Here’s Shalini’s VIDEO about making a difference to the treatment of cancer
The Sir Paul Callaghan Eureka! Young Science Leaders Forum has been a major new initiative of the Eureka! Trust in 2018.
On the day the event, held in Government House and hosted by he Governor- General, was live streamed from our website.
The recording of the live stream is available from our YouTube Channels and from the link below.
Entries more than doubled for this year’s Eureka! Video Awards from 4 last year to 15 this year.
Papatoetoe High School students Imran Hamid, Siua Tui and Khalil Telfer were one group of 13 group entries from their year 9 class who took on the Eureka! Video competition as a class project. Their video Vortex Turbine suggested this new technology was a powerful solution for small scale power generation for the agriculture and rural sector. The judges awarded them the prize for the Year 9 & 10 category.
Three Year 7&8 students (Ellie Pillar, Tyler Rawcliffe and Jonty Porter ) from St Andrews School Timaru won their age group prize with a great little video about the school’s project to help the critically endangered mudfish Kowaro in Canterbury. .
Year 13 Kings College students Roy Luo, Dimitris Potusa and Angela Cheng continued the focus on the application of scientific research for environmental benefit with their winning entry Saving our Water: Aquatic Microbiotics Solving Macro Problems
Published in the New Zealand Science Teacher, Issue 137 - Sophie was a finalist in this year’s Sir Paul clllghan Eureka!Awards
This year marks the 125th anniversary of women's suffrage in New Zealand; a major step forward to achieving gender equality. However, 125 years on, how close are STEM reliant industries to achieving gender equality? Since 1903, there have been a mere 21 female Nobel laureates in science, a shocking comparison to the 629 male laureates. Even today, New Zealand’s STEM industry is alarmingly male dominated with no female CEOs of any of our Crown Research Institutes.
My name is Sophie Mance, I'm a year 12 student at Wellington High School. I'm a keen science student taking physics, biology and chemistry, which I hope will lead to a career in molecular biology, genetics or engineering.
As a Sir Paul Callaghan Eureka! Awards contestant in 2016 and 2017, Logan Williams, showed himself to be passionate and tireless in pursuit of his promotion of his innovations and entrepreurial projects.
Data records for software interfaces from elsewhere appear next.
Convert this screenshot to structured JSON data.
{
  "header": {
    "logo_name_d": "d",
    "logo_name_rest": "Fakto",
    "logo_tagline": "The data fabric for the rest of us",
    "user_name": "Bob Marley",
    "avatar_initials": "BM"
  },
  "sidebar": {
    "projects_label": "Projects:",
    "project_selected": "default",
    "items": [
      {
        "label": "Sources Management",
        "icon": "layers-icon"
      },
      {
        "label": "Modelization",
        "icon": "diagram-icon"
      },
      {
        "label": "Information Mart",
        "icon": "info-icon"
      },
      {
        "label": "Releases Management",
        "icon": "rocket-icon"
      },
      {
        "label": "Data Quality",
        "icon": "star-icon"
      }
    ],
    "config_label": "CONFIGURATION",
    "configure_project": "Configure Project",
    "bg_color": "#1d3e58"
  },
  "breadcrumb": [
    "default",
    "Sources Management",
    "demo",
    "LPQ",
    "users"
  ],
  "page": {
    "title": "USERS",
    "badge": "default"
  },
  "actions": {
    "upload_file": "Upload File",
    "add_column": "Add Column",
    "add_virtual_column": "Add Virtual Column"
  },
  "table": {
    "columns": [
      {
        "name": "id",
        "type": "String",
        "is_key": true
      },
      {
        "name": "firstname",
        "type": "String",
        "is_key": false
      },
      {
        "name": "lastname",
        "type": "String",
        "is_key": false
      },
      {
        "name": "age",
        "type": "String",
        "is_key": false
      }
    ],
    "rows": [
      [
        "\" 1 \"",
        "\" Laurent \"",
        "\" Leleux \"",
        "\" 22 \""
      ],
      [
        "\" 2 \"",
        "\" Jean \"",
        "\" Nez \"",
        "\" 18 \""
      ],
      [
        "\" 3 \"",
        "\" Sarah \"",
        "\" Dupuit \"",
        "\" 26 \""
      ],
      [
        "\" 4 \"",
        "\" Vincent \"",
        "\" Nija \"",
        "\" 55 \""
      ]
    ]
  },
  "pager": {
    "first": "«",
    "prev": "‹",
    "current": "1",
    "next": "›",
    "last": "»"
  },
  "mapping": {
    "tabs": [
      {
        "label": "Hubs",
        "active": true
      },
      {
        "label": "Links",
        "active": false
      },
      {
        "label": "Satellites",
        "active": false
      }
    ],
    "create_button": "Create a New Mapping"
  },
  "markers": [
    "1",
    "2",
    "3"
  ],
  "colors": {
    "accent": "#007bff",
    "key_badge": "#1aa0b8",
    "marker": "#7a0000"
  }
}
Logan has continued to be a very active member of the Eureka! Alumni group.
At present he is screening on TVOne’s On Demand platform with a short documentary video about his didymo project.
Logan is a great example of the sort of young science leader the Eureka! Programme seeks to identify and support.
The hugely successful Sir Paul Callaghan Eureka! Young Science Leaders Forum has produced a raft of ideas and possible solutions to challenges facing modern agriculture in New Zealand.
The Forum was hosted at Government House by the Governor General, Her Excellency the Rt Hon Dame Patsy Reddy and brought together secondary school and tertiary students plus teachers and and a number of STEM specialists.
The Report was drafted by Science Communicator, Veronika Meduna and will be circulated to stakeholders and interested agencies to assist future policy development.
Thje Report notes that “agriculture is not currently in balance, and therefore its future is a major challenge. There was a sense that the forces acting on farmers are largely economic, and that the way agriculture is practiced currently is dominated by profitability and productivity, while environmental and social factors don’t yet carry equivalent weight.
“However, participants also agreed that primary production is part of New Zealand’s cultural identity and that it should remain so. Most specific suggestions were about how to make a shift towards more sustainable agriculture – or other uses of land and marine resources – for the people who draw their livelihood from it as well as all of us, as we depend on the primary production sector in one way or another.
“With primary production (including fisheries) making a significant contribution to GDP, participants saw the main challenge in increasing production while at the same time decreasing environmental impacts.”